Airlines Seek Quick Coronavirus Tests for Passengers
European airlines are aiming to give passengers quick, pre-flight coronavirus tests in an effort to get more travelers to start flying again.
The tests could produce results in as little as 15 minutes. The airlines hope the effort will help convince passengers that flying is safe during the continuing health crisis.
Germany's Lufthansa is in talks with Swiss drug company Roche over deploying the so-called antigen tests, the Reuters news agency reported. Several airlines are planning to make the tests available to passengers as early as next month, Reuters said.
Officials for Italy's Alitalia told Reuters that the airline had added two flights from Milan to Rome that only accept passengers with negative coronavirus tests. Those flights are in addition to two it is already offering from Rome to Milan.
Alitalia says health officials give the tests at the airport. The tests are included in ticket prices. The airline also said it plans to offer more antigen-tested flights within Italy and internationally if they prove to be popular and safe.
Unlike the more commonly used laboratory-based molecular tests for COVID-19, antigen tests do not require machines to process. Much like pregnancy tests, they can produce results in about 15 minutes.
However, the tests require collection of a nasal sample that can be unpleasant. They also have higher error rates than the molecular, or PCR, tests. Antigen tests generally produce more "false negatives," which could lead to some sick people getting on planes.
An increasing number of antigen tests are becoming available from companies including Abbott Laboratories, Becton, Dickinson and Company, Quidel and Roche.
Quick antigen tests that can be given by non-medical workers are expected to be available in the coming weeks, said Alexandre de Juniac. He is head of the International Air Transport Association. He added that the tests could cost as little as $7 each.
Airlines have been pressing governments to come up with new safety measures to ease widespread travel restrictions that were put in place after Europe started seeing a rise in cases.
Even though the tests are not perfect, airline companies hope they can help people feel safer about flying.
"It is to give ... confidence, at a specific point in time, that the result is positive or negative," said Christian Paulus, a Roche research and development manager. He added that because of possible errors with antigen tests, results would need to be confirmed in some cases using the PCR method.
A spokesman for Alitalia said none of its passengers who took the pre-flight antigen tests were positive. The airline said it plans to examine findings from its testing experiment in the middle of October before deciding whether to expand the program.

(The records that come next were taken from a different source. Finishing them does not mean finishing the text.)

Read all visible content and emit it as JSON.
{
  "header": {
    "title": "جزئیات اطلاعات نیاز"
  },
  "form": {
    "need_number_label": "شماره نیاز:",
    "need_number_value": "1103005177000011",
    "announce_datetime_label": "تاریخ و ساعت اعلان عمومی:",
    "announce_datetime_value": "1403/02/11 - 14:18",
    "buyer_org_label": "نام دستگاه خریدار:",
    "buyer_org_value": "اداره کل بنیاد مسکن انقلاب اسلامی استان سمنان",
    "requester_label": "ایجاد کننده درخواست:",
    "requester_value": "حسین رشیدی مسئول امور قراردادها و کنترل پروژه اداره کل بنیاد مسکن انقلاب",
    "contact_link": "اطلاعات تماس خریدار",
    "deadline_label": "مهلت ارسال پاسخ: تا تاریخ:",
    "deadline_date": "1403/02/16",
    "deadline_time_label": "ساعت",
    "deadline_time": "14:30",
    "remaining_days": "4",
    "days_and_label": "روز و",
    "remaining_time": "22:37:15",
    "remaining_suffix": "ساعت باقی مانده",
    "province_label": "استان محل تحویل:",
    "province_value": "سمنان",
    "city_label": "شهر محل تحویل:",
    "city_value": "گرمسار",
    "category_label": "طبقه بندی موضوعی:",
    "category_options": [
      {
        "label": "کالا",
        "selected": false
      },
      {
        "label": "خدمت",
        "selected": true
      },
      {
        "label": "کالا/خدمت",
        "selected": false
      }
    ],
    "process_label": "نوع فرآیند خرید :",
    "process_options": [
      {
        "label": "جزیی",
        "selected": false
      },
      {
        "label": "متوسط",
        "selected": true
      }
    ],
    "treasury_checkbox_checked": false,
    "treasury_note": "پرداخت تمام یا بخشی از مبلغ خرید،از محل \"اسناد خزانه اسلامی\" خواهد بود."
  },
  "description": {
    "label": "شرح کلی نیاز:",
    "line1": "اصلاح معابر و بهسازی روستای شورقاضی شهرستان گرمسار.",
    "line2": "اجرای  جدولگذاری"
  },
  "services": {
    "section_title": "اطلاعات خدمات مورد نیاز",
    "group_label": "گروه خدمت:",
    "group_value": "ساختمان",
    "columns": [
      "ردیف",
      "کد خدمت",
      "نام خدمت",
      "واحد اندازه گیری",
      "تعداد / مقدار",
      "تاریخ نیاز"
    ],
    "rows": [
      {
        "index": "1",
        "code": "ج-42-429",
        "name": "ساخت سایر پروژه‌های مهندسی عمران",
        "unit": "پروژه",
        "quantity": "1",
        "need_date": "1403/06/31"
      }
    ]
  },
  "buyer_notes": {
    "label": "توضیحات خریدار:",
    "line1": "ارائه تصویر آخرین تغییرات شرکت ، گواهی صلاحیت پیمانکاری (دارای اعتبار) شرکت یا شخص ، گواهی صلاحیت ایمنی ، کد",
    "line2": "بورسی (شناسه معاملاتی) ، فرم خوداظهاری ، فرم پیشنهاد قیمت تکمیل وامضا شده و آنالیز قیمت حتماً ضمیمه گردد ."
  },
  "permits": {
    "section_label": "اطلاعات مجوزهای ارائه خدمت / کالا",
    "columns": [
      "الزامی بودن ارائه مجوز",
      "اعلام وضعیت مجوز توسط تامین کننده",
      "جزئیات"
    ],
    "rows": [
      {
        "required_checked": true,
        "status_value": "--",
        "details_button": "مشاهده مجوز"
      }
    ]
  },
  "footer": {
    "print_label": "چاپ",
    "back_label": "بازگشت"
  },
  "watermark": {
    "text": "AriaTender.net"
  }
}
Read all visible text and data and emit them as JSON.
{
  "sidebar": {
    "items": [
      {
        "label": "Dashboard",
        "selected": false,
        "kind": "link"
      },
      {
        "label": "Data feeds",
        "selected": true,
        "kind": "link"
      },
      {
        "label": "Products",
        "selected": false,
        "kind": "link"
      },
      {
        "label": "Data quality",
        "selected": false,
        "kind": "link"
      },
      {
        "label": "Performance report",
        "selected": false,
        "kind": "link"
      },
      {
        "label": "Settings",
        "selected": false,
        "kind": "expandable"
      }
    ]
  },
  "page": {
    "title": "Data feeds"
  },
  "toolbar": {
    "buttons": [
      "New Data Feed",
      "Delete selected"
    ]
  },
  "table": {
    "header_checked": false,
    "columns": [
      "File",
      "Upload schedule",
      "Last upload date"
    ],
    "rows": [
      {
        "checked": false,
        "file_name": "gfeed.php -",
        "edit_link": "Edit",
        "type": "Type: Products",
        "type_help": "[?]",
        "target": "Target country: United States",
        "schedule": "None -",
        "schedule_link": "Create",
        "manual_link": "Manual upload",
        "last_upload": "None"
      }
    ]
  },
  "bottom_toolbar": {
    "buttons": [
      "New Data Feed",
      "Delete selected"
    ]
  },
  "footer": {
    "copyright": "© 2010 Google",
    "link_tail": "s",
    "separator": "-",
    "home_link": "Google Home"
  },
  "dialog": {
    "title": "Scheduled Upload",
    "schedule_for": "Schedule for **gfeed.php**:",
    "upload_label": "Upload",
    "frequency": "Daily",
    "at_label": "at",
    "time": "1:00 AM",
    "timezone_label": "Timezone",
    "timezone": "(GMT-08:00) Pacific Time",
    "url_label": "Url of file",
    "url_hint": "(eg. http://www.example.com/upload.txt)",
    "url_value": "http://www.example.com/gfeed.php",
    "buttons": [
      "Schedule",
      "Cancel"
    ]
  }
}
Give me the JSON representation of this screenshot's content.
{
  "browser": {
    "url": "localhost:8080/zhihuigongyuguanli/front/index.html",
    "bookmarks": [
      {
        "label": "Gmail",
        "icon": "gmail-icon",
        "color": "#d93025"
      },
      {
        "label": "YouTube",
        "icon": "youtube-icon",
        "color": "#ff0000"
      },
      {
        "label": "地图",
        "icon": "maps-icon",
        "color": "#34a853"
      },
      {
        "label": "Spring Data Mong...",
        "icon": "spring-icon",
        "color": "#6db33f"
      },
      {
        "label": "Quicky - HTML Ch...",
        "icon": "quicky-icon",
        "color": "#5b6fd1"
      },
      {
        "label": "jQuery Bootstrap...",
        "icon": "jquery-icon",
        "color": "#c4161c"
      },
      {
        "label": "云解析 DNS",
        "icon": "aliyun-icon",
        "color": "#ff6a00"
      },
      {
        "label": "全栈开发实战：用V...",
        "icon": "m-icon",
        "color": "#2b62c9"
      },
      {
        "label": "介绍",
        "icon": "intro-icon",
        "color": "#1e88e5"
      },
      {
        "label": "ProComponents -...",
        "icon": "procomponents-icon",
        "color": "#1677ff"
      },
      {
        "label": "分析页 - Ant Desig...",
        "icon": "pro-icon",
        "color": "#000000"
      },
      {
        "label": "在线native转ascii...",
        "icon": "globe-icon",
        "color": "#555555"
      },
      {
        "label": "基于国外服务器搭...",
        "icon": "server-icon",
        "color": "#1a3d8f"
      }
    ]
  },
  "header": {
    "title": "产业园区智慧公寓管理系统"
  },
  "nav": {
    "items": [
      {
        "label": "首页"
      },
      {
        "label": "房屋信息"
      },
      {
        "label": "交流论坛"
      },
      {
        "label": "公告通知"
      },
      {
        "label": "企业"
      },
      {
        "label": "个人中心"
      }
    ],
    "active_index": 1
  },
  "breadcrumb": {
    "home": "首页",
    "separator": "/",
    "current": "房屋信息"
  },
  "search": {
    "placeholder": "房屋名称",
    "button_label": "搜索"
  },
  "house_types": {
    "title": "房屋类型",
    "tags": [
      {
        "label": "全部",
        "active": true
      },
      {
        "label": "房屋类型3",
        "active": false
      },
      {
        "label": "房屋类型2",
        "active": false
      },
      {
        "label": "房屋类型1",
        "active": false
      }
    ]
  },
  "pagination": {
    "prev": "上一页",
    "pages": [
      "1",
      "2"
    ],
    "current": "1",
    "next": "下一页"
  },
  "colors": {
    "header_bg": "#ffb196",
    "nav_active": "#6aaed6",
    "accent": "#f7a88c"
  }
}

Lufthansa Chief Executive Carsten Spohr recently told employees that the airline was in talks with Roche over deploying the tests. A Lufthansa spokeswoman told Reuters the airline believes the tests would be a better solution "than putting somebody into quarantine."
Germany is considering wider antigen test use starting in October, including in nursing homes where older patients have been hardest hit by COVID-19.
I'm Bryan Lynn.